However, by the Eighties, China literally stole a march over India when it threw away all the rules and norms of Intellectual Property Rights and reverse engineered the MiG-21 and made it into its own F7M. This was supplied to Pakistan as F7P and also to Bangladesh and Sri Lanka. India, meanwhile, is now forced to phase out the MiG-21s.
Similarly, China got Su-27s from the Russians, while we got first the MiG-29s followed by Su-30s and Su-30MKIs. Once again the Chinese made the Russian-supplied Su-27s into J-11s, retaining the airframe but putting its own avionics and fire control system. The innovativeness of the Chinese was phenomenal. They got their military directly involved with defence manufacturing and also had direct control over the R&D. In 1998, they filed 313 patents, which increased to 11,000 by 2008 and 15,000 in 2010.
In India, manufacturing is separate from R&D and defence PSUs like to keep private manufacturers out. Even in the field of human resource management, the Chinese thought out of the box. When the Soviet Union broke up, most of the jobless Russian scientists were quickly employed by the Chinese defence industry.

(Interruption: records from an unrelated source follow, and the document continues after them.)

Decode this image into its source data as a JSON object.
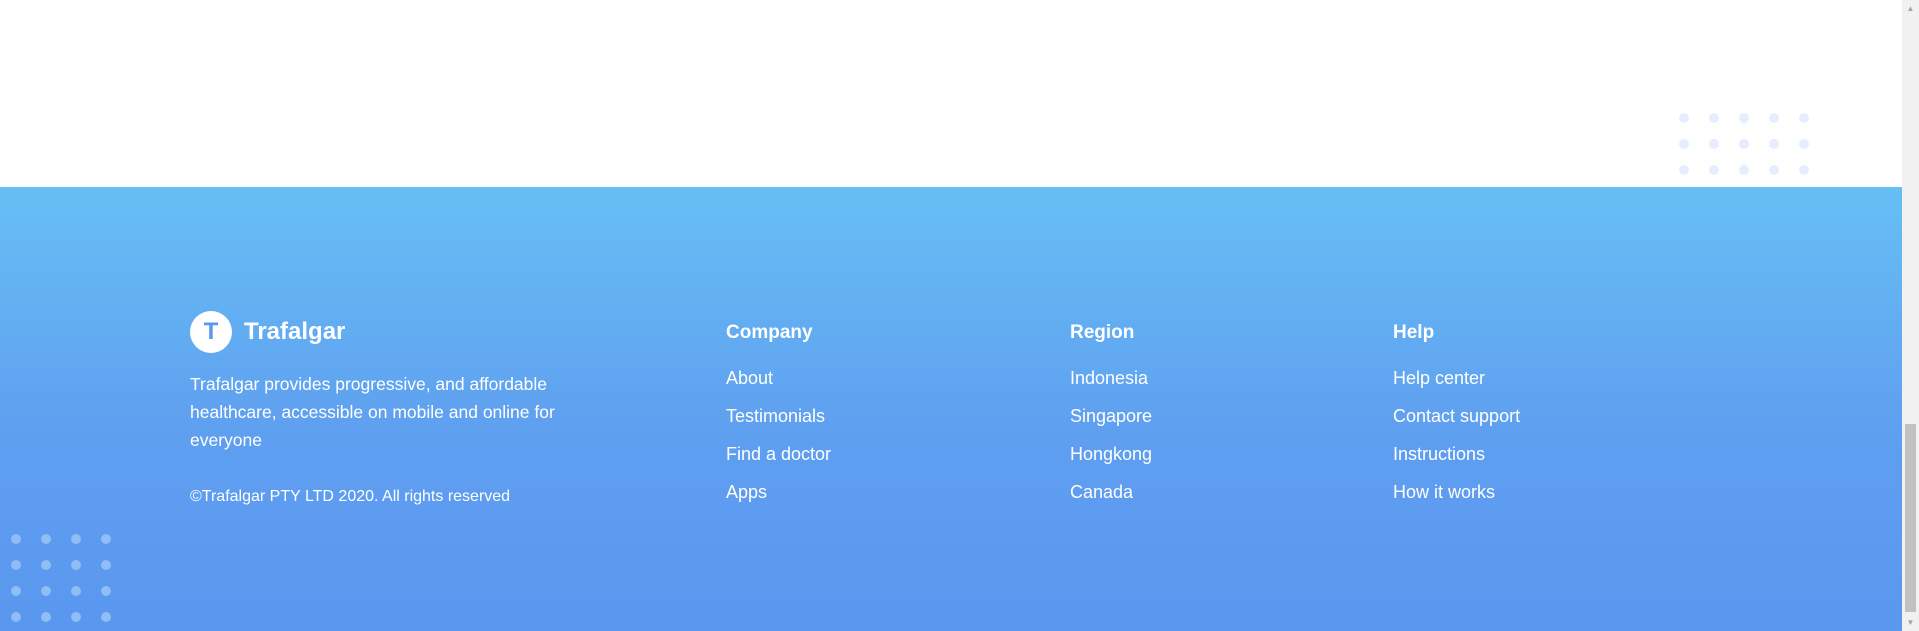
{
  "brand": {
    "logo_letter": "T",
    "name": "Trafalgar",
    "description": "Trafalgar provides progressive, and affordable healthcare, accessible on mobile and online for everyone",
    "copyright": "©Trafalgar PTY LTD 2020. All rights reserved"
  },
  "columns": [
    {
      "title": "Company",
      "links": [
        "About",
        "Testimonials",
        "Find a doctor",
        "Apps"
      ]
    },
    {
      "title": "Region",
      "links": [
        "Indonesia",
        "Singapore",
        "Hongkong",
        "Canada"
      ]
    },
    {
      "title": "Help",
      "links": [
        "Help center",
        "Contact support",
        "Instructions",
        "How it works"
      ]
    }
  ],
  "colors": {
    "footer_gradient_top": "#67bff4",
    "footer_gradient_bottom": "#5a97ef",
    "text": "#ffffff",
    "dots_light": "#e5eefc",
    "dots_on_footer": "#8fbdf5"
  },
  "icons": {
    "scroll_up": "triangle-up-icon",
    "scroll_down": "triangle-down-icon"
  }
}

In the 2004 global innovativeness ranking, China was in 24th position. In 2009, it was in 6th position and this year, it could be 4th or 5th. It aims to be on a par with the US by 2040-45. Till 1997-98, its science and technology were below the level of India, but it made this the key to development. Now it boasts of the J10, reverse-engineered Israeli Lavi and its own stealth J20 or fifth generation fighter on a par with the US’ F-22.
For India, dependence on foreign fighting equipment will always keep it on a shaky wicket and make it incapable of sustaining a long-drawn war. DRDO, HAL and a host of ordnance factories put together cannot produce any frontline weapon fighting system. Now with the government talking of FDI with suitable offset arrangements, defence manufacturing capability will come to India. This will not only allow Indian manufacturing to sustain the demands of the three services but it will be able to export defence equipment and arms to other countries.
Our defence manufacturing set-up and ordnance factories have been performing rather modestly in this field due to export restrictions on the Ordnance Factory Board, but still, small arms and ammunition, spares, chemicals, explosives, parachutes, leather and clothing have been exported to Thailand, Indonesia, Malaysia, Sri Lanka, Bangladesh and some European and African countries. However, after the Modi government came to power, there was a change in the export policy and its figures for the Indian defence industry jumped by 700 percent in the first two years. However, these weapons and equipment are not of the frontline category the Indian armed forces were demanding.
The government must invite major industrial houses to take up defence manufacturing. This will involve the Tatas, Reliance, Birla and a few others and they should get special facilities and foreign collaboration. With the right amount of money put into R&D, the results could be better than what China has achieved. If this step is taken, then all the requirements associated with securing our border with China would be achieved and India could become a regional supplier and exporter of arms and weapon systems.
The official Chinese military budget, announced in May 2020, was $178.6 bn, a 6.6 percent increase from the 2019 budget of $177.5 bn. Compare this to India’s defence budget of only $65.86 bn. At least 3 percent of our GDP should be allocated for defence from the approximately 1.52 percent it is now. This would allow India to be prepared to face a two-front war. And indigenisation will be the key in such a situation.
—The writer is a military analyst and air accident investigator
Lead picture: Alan Wilson@Flickr.com